|This study’s cohort saw association of systemic connective tissue hyper-elasticity manifestation with keratoconus in males, but not females, suggesting a common X-linked underlying pathology may contribute to a generalized tissue hyperlaxity phenotype. Photo: Irving Martinez Navé. Click image to enlarge.|
Several diseases involving connective tissue hyperlaxity and collagen disturbances, including Ehlers-Danlos, osteogenesis imperfecta, congenital hip dysplasia and more, have been linked to corneal ectasia, specifically keratoconus. Accordingly, researchers in Israel recently wanted to illustrate just how prevalent a correlation is between keratoconus and various systemic manifestations of tissue hyperlaxity.
Medical records of Israeli adolescents and young adults were reviewed. With a total of 938,411 records included, prevalence rates of ligament injuries, habitual orthopedic deformities and umbilical/inguinal hernia were evaluated in cases with and without keratoconus. With a prevalence of 0.16% in the study sample, keratoconus was significantly more likely to be diagnosed in patients with genu varum/valgus, pes planus, scoliosis and umbilical/inguinal hernias, which remained significant after multivariate analysis. However, joint injuries, including ankle sprains, shoulder dislocation and knee ligament and menisci injuries were found to be not related.
Consequently, the study researchers believe that the link of keratoconus with connective tissue hyperlaxity manifestations of the knees, feet, spine and abdomen may be indicative of “a generalized connective tissue disorder, rather than just a local ocular phenomenon,” they explained in their paper for Contact Lens and Anterior Eye.
Further validating these findings are the demographic characteristics comparable to previous reports. As well, greater height, weight and BMI were all related to keratoconus, also previously reported in literature. Prevalence was found to be 160 cases per 100,000, also similar to prior research, the team notes in their article.
The authors explain that keratoconus is caused in part by corneal infrastructure deterioration, mainly composed of type I collagen, which also is a main component of tendons and the abdominal wall fascia, relating it to the conditions studied here.

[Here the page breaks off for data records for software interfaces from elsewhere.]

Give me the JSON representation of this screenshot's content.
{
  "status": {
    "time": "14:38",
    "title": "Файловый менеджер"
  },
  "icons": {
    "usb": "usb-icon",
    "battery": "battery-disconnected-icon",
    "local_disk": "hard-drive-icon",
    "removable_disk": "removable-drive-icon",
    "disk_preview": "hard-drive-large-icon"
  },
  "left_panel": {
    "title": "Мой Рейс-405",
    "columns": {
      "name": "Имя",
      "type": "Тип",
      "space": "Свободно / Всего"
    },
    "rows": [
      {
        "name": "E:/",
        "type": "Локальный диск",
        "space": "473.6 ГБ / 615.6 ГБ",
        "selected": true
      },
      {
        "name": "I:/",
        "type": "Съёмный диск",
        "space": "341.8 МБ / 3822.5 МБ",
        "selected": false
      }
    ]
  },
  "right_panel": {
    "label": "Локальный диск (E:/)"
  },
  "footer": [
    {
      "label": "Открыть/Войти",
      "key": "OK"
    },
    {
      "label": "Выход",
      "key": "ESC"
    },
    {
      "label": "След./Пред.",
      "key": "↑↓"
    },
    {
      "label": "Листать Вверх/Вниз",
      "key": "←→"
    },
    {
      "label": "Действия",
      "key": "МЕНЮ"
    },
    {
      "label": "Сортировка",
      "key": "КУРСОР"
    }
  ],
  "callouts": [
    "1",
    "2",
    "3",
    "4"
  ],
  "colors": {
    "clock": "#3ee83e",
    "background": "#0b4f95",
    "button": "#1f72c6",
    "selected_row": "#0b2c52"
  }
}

However, types III, V and XII collagen have also been linked to keratoconus.
Inguinal hernia was found to persist in 0.8% of people in this study, which follows the overall incidence of 0.8% to 4.4%. Collagen formation abnormalities have been observed in inguinal hernia patients, mainly in types I and III. The researchers posit that the association between keratoconus and hernia in this study, as well as the shared genetic component of a LOX gene mutation on chromosome 5, raises suspicion of common inheritance. Even further, elevated serum matrix metalloproteinase levels have been observed in direct and indirect inguinal hernias, while tears of keratoconus patients also display an elevated level.
Generalized connective tissue hyperlaxity seems to increase the risk for both keratoconus and orthopedic pathologies like scoliosis, pes planus and genu varum/valgus, as mitral valve prolapse, which is another systemic connective tissue pathology manifestation, has been reported in joint hypermobility syndrome and keratoconic patients.
While larger joint injuries (shoulder, knee and ankle) encompass a wider variety of injuries to ligaments, menisci, bone and articular space, the lack of association with these pathologies and keratoconus in this study may not be evidence of real-world situation. Despite this, the researchers conclude that their findings “suggest the existence of a systemic underlying connective tissue pathology rather than a local one as a cause of keratoconus.”
Safir M, Satanovsky A, Hecht I, et al. The association between keratoconus and systemic manifestations of connective tissue hyperlaxity. Cont Lens Anterior Eye. July 19, 2023. [Epub ahead of print].